Grae Says 30 Days — Disability History Month 2017: Part 3 — Evelyn Glennie

We’re already 1/10th of the way through this project! Today we’re having a look at the life and career of a truly remarkable musician, Evelyn Glennie.

As the surname might suggest, Evelyn was born in Aberdeenshire, Scotland. Brought up in the spirit of traditional Scottish music, she cut her teeth on the mouth organ and the clarinet. After graduating with honours from the Royal Academy of music in 1985, she eventually became a specialist percussionist, in fact she stands as the first and only full-time solo percussionist, armed with a 1,000 strong collection of percussion instruments and a distinguished touring and collaborating tenure under her belt.

That on it’s own is remarkable of course, but what makes Evelyn Glennie stand out from the pack is the fact that she is profoundly deaf.
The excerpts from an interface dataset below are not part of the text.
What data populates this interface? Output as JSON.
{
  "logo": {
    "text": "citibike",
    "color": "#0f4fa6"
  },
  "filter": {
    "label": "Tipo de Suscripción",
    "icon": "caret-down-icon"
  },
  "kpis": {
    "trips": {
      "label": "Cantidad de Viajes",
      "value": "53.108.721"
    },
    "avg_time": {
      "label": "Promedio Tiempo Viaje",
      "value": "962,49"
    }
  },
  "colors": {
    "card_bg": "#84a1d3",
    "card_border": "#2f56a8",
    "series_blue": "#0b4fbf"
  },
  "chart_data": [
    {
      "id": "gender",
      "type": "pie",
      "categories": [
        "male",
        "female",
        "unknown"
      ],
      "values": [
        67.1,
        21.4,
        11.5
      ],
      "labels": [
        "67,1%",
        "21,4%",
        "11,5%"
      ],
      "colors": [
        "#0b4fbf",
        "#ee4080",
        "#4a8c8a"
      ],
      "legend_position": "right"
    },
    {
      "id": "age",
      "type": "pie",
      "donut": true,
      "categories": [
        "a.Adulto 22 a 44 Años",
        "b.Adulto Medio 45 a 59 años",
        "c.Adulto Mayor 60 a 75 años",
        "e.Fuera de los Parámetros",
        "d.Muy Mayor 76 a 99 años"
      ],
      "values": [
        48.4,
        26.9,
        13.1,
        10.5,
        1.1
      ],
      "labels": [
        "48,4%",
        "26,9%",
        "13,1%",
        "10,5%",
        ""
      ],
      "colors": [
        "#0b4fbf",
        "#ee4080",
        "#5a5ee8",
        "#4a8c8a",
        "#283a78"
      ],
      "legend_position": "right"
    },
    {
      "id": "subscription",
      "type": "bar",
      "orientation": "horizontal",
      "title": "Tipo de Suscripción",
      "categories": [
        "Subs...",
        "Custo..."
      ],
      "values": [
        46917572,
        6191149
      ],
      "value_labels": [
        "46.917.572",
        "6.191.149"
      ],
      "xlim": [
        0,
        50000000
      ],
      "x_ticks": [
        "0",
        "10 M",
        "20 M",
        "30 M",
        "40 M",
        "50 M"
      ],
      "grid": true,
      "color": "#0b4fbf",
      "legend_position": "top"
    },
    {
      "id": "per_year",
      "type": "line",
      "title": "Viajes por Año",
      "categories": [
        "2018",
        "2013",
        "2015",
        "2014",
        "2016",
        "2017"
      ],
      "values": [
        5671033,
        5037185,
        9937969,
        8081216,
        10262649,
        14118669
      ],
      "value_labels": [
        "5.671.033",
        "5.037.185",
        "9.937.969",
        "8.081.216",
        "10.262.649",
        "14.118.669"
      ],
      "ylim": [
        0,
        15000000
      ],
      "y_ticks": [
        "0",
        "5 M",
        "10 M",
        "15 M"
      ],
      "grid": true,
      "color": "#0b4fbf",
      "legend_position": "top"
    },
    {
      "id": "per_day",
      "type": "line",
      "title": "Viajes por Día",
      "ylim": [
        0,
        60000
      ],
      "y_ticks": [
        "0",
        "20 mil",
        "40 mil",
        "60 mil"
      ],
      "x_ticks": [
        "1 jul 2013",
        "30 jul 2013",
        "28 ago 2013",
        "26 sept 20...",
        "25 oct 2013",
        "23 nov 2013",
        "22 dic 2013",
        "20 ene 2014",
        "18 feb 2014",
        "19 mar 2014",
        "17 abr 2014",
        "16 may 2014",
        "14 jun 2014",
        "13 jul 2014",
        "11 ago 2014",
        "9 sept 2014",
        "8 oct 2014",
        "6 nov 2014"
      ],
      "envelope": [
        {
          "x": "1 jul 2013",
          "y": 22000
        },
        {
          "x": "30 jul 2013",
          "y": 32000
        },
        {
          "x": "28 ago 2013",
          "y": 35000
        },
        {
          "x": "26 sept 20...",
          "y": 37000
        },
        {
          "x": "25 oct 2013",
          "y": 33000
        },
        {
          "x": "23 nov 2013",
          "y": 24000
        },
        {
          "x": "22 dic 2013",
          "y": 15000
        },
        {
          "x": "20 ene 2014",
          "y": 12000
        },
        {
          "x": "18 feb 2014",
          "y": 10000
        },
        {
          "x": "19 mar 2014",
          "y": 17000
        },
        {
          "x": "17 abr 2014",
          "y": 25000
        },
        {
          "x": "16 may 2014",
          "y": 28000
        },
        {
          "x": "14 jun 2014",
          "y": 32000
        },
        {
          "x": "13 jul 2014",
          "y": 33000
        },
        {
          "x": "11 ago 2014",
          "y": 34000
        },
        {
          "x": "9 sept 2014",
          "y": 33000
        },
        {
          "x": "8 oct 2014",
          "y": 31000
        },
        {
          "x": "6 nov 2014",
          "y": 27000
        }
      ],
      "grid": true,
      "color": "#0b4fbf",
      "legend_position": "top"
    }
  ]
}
Glennie is known to play barefoot in order to interpret her music from feel rather than through hearing. She also delivered one of the more sought after TED talks on the topic of how to truly listen (linked at the foot of this post).

Following on from yesterday’s post. Evelyn Glennie also had a role to play at the London 2012 games. She was part of the team that created the soundtrack to Danny Boyle’s Olympic opening ceremony and even performed live at the ceremony itself.

Rather than raise a question for today’s discussion topic, I’m gonna link to her TED talk instead and encourage you to share your thoughts.